§ Work order
Search the records for the word "apps" and copy each line in which it appears.

§ Records provided

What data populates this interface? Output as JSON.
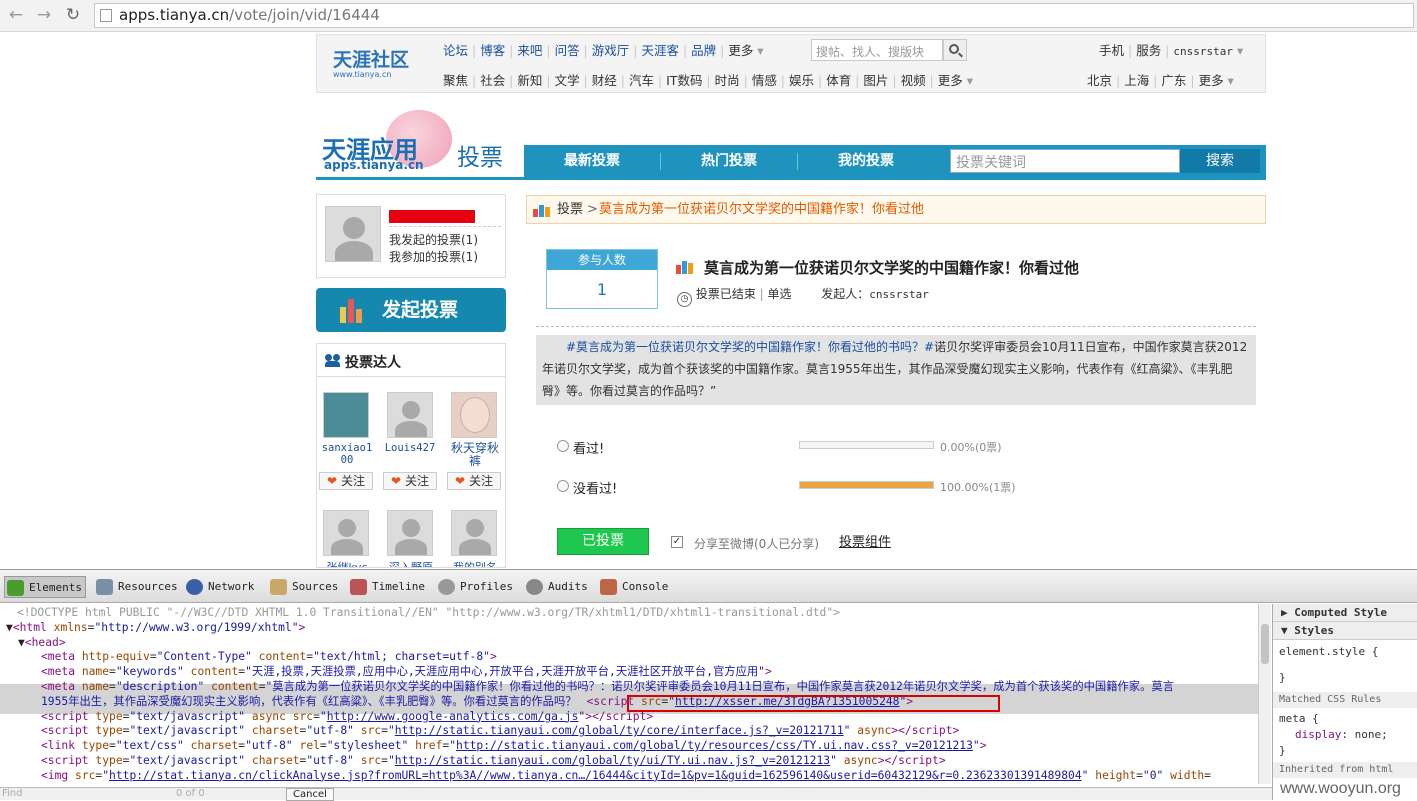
{
  "browser": {
    "url_host": "apps.tianya.cn",
    "url_path": "/vote/join/vid/16444"
  },
  "topnav": {
    "row1": [
      "论坛",
      "博客",
      "来吧",
      "问答",
      "游戏厅",
      "天涯客",
      "品牌",
      "更多"
    ],
    "search_placeholder": "搜帖、找人、搜版块",
    "right1": [
      "手机",
      "服务",
      "cnssrstar"
    ],
    "row2": [
      "聚焦",
      "社会",
      "新知",
      "文学",
      "财经",
      "汽车",
      "IT数码",
      "时尚",
      "情感",
      "娱乐",
      "体育",
      "图片",
      "视频",
      "更多"
    ],
    "right2": [
      "北京",
      "上海",
      "广东",
      "更多"
    ]
  },
  "logo": {
    "main": "天涯社区",
    "sub": "www.tianya.cn"
  },
  "applogo": {
    "main": "天涯应用",
    "sub": "apps.tianya.cn",
    "section": "投票"
  },
  "tabs": [
    "最新投票",
    "热门投票",
    "我的投票"
  ],
  "vote_search": {
    "placeholder": "投票关键词",
    "button": "搜索"
  },
  "user": {
    "my_started": "我发起的投票(1)",
    "my_joined": "我参加的投票(1)"
  },
  "start_vote": "发起投票",
  "fans": {
    "title": "投票达人",
    "users": [
      {
        "name": "sanxiao100",
        "follow": "关注"
      },
      {
        "name": "Louis427",
        "follow": "关注"
      },
      {
        "name": "秋天穿秋裤",
        "follow": "关注"
      }
    ],
    "row2_names": [
      "张继kvc",
      "深入野原",
      "我的别名"
    ]
  },
  "crumb": {
    "root": "投票",
    "current": "莫言成为第一位获诺贝尔文学奖的中国籍作家！你看过他"
  },
  "count": {
    "label": "参与人数",
    "value": "1"
  },
  "vote": {
    "title": "莫言成为第一位获诺贝尔文学奖的中国籍作家！你看过他",
    "status": "投票已结束",
    "mode": "单选",
    "initiator_label": "发起人：",
    "initiator": "cnssrstar",
    "desc_tag": "#莫言成为第一位获诺贝尔文学奖的中国籍作家！你看过他的书吗？#",
    "desc_body": "诺贝尔奖评审委员会10月11日宣布，中国作家莫言获2012年诺贝尔文学奖，成为首个获该奖的中国籍作家。莫言1955年出生，其作品深受魔幻现实主义影响，代表作有《红高粱》、《丰乳肥臀》等。你看过莫言的作品吗？”",
    "options": [
      {
        "label": "看过!",
        "percent": 0,
        "result": "0.00%(0票)"
      },
      {
        "label": "没看过!",
        "percent": 100,
        "result": "100.00%(1票)"
      }
    ],
    "voted_button": "已投票",
    "share": "分享至微博(0人已分享)",
    "widget": "投票组件"
  },
  "devtools": {
    "tabs": [
      "Elements",
      "Resources",
      "Network",
      "Sources",
      "Timeline",
      "Profiles",
      "Audits",
      "Console"
    ],
    "side_headers": [
      "Computed Style",
      "Styles"
    ],
    "side_rule": "element.style {",
    "side_close": "}",
    "matched": "Matched CSS Rules",
    "meta_rule": "meta {",
    "meta_prop": "display",
    "meta_val": "none;",
    "inherited": "Inherited from html",
    "find_placeholder": "Find",
    "find_count": "0 of 0",
    "cancel": "Cancel",
    "dom": {
      "l1": "<!DOCTYPE html PUBLIC \"-//W3C//DTD XHTML 1.0 Transitional//EN\" \"http://www.w3.org/TR/xhtml1/DTD/xhtml1-transitional.dtd\">",
      "l2a": "html",
      "l2b": "xmlns",
      "l2c": "\"http://www.w3.org/1999/xhtml\"",
      "l3": "head",
      "l4c": "\"text/html; charset=utf-8\"",
      "l5c": "\"天涯,投票,天涯投票,应用中心,天涯应用中心,开放平台,天涯开放平台,天涯社区开放平台,官方应用\"",
      "l6c": "\"莫言成为第一位获诺贝尔文学奖的中国籍作家！你看过他的书吗？：诺贝尔奖评审委员会10月11日宣布，中国作家莫言获2012年诺贝尔文学奖，成为首个获该奖的中国籍作家。莫言",
      "l6d": "1955年出生，其作品深受魔幻现实主义影响，代表作有《红高粱》、《丰乳肥臀》等。你看过莫言的作品吗？",
      "l6e": "http://xsser.me/3TdgBA?1351005248",
      "l7": "http://www.google-analytics.com/ga.js",
      "l8": "http://static.tianyaui.com/global/ty/core/interface.js?_v=20121711",
      "l9": "http://static.tianyaui.com/global/ty/resources/css/TY.ui.nav.css?_v=20121213",
      "l10": "http://static.tianyaui.com/global/ty/ui/TY.ui.nav.js?_v=20121213",
      "l11": "http://stat.tianya.cn/clickAnalyse.jsp?fromURL=http%3A//www.tianya.cn…/16444&cityId=1&pv=1&guid=162596140&userid=60432129&r=0.23623301391489804"
    }
  },
  "watermark": "www.wooyun.org"
}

§ Task solution
    "url_host": "apps.tianya.cn",
    "sub": "apps.tianya.cn",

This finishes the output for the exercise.